As 2015 comes to a close, we reflect on the more than 4,000 pieces of content authored by over 200 scholars on hundreds of topics to select ten of the most popular of the year.
Will McCants, in this Brookings Essay, traces the rise of an introvert with a passion for religion and soccer to the head of a self-proclaimed caliphate.
Jonathan Rothwell and Siddharth Kulkarni analyze college “value-added,” the difference between actual alumni outcomes (like salaries) and the outcomes one would expect given a student’s characteristics and the type of institution.
Ben Bernanke says that low interest rates are not a short-term aberration, but part of a long-term trend.
Bruce Riedel, in this Brookings Essay, calls Muhammad bin Nayef “Washington’s favorite Saudi” for his efforts to fight al-Qaida, but cautions that he is no friend to those who seek reform in his kingdom.
Is the U.S. military too large, and costly? The chart from Michael O’Hanlon’s new book, “The Future of Land Warfare,” shows that while the overall U.S. military budget outstrips the rest of the world, the relative size of the United States Army does not.
In her Brookings Essay, Jennifer Bradley showed how metropolitan areas like the Twin Cities in Minnesota need to be preparing for an increasingly diverse workforce.
Presidents Day is often a time to reflect on our greatest leaders, and consider how our current commander-in-chief measures up. On that occasion this year, Brandon Rottinghaus and Justin Vaughn reviewed old and new evidence on presidential greatness.
This interactive feature, based on William Frey’s work in “Diversity Explosion: How New Racial Demographics are Remaking America,” mapped the racial composition of different age groups at the county and metropolitan area scales.
The median male worker who was employed year-round and full time earned less in 2014 than a similarly situated worker earned four decades ago, observed David Wessel. And those are the ones who had jobs.

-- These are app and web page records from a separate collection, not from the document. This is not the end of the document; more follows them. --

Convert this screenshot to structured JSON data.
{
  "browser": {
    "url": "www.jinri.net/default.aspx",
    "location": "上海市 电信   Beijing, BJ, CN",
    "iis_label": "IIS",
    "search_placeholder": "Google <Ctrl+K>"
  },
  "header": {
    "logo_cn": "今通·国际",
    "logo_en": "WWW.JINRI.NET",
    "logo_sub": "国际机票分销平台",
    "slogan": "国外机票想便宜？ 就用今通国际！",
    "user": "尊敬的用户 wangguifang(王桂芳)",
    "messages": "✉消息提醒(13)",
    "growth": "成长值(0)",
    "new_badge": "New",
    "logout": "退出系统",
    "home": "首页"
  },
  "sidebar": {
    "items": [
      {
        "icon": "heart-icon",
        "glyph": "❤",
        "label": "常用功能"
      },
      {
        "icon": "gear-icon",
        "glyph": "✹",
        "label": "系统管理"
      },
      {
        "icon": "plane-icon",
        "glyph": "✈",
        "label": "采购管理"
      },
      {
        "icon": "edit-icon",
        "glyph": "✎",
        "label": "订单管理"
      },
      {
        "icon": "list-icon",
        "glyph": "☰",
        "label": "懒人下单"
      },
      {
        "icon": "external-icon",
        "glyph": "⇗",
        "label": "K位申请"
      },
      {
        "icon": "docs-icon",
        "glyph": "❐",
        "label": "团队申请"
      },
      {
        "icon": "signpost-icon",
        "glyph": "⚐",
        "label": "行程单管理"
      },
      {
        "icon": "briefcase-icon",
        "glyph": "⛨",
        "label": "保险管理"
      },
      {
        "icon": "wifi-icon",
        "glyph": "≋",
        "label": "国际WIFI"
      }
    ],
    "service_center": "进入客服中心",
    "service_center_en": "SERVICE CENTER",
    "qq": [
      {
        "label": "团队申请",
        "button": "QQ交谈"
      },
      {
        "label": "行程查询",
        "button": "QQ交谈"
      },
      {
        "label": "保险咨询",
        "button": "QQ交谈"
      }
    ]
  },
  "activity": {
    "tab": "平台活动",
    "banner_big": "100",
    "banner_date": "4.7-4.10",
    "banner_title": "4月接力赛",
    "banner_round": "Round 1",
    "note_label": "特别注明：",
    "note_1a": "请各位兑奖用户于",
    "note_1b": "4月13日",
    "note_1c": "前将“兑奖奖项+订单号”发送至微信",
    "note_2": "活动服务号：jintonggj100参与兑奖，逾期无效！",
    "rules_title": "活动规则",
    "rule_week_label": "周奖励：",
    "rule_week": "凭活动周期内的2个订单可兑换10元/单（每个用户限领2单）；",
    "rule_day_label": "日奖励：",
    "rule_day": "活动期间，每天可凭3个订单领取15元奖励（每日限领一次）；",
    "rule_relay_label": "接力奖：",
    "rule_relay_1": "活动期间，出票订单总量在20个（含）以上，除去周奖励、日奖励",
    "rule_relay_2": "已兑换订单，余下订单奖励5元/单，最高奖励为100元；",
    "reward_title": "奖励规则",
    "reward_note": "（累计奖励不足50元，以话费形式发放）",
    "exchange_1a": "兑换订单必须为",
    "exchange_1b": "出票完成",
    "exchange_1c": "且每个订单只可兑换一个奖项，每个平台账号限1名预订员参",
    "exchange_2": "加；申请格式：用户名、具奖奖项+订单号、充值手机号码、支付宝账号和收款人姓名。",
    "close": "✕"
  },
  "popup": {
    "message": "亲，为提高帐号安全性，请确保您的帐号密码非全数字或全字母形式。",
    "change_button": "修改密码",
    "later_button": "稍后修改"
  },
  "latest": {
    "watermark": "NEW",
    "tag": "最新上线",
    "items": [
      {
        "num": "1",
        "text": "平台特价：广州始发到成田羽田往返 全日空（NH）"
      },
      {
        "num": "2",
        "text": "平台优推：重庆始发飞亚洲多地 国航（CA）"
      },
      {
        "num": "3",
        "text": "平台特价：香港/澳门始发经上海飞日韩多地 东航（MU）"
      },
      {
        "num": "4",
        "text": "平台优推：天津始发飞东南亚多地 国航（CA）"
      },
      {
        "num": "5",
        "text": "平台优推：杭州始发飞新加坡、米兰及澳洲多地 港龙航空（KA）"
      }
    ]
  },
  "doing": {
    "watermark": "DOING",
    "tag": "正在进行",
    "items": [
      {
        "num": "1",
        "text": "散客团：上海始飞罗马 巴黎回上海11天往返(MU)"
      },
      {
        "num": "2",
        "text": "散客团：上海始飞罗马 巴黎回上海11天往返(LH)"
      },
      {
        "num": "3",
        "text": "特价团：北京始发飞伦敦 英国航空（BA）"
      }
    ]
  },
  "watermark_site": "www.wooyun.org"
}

Democratic presidential candidate Bernie Sanders announced a proposal to dramatically shift U.S. marijuana policy by removing marijuana from the Schedule of Controlled Substances entirely. John Hudak breaks down what we know, and what we don’t know, about the impact of this proposal.